# Information supplied:
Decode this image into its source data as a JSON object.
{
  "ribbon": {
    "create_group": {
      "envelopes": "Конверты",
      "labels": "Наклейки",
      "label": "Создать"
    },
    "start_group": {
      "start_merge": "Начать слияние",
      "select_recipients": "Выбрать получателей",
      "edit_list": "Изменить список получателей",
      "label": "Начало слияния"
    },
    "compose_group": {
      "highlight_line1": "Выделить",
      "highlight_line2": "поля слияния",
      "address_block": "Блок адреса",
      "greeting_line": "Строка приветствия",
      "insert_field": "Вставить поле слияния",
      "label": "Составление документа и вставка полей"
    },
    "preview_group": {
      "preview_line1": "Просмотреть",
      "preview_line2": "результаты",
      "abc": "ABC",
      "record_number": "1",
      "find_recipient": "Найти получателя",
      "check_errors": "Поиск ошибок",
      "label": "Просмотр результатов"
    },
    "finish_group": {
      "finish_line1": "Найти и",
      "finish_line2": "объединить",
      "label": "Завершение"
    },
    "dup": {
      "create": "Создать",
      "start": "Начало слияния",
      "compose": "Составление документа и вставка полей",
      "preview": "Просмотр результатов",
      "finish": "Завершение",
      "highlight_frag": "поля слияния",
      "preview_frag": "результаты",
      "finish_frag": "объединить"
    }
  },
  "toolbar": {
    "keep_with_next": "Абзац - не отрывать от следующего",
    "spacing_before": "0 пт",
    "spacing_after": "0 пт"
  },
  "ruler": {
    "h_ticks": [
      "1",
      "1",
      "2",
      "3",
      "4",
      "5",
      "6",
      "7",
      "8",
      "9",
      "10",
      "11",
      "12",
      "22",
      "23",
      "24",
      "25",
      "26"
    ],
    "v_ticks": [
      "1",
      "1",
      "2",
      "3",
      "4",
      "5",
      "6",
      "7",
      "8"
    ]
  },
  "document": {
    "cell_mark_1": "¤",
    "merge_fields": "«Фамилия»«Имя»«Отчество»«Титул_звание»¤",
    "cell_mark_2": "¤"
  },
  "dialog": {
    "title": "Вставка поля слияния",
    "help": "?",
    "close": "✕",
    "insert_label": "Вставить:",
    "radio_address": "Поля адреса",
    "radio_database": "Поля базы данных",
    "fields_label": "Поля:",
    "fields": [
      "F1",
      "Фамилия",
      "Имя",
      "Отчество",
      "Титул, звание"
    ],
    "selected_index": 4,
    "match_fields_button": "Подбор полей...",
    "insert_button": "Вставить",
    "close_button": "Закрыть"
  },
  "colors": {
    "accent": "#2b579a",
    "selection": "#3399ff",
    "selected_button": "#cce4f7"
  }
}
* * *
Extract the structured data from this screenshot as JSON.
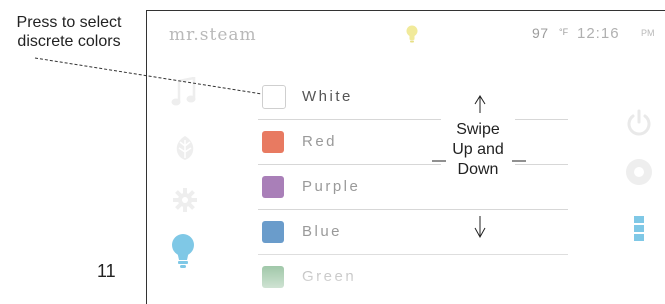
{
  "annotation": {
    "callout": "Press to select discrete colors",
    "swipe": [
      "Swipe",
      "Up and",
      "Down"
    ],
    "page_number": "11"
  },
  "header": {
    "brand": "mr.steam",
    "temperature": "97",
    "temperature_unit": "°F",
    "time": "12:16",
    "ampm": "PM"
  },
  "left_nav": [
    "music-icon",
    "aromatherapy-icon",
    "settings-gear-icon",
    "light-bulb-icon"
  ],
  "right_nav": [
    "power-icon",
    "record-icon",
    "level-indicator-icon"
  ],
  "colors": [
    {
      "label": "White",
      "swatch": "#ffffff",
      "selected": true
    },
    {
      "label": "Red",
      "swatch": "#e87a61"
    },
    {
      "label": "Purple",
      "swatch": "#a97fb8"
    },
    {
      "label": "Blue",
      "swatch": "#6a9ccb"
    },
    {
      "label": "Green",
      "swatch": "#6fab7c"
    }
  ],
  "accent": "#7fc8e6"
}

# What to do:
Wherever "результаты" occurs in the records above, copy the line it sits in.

# Answer:
      "preview_line2": "результаты",
      "preview_frag": "результаты",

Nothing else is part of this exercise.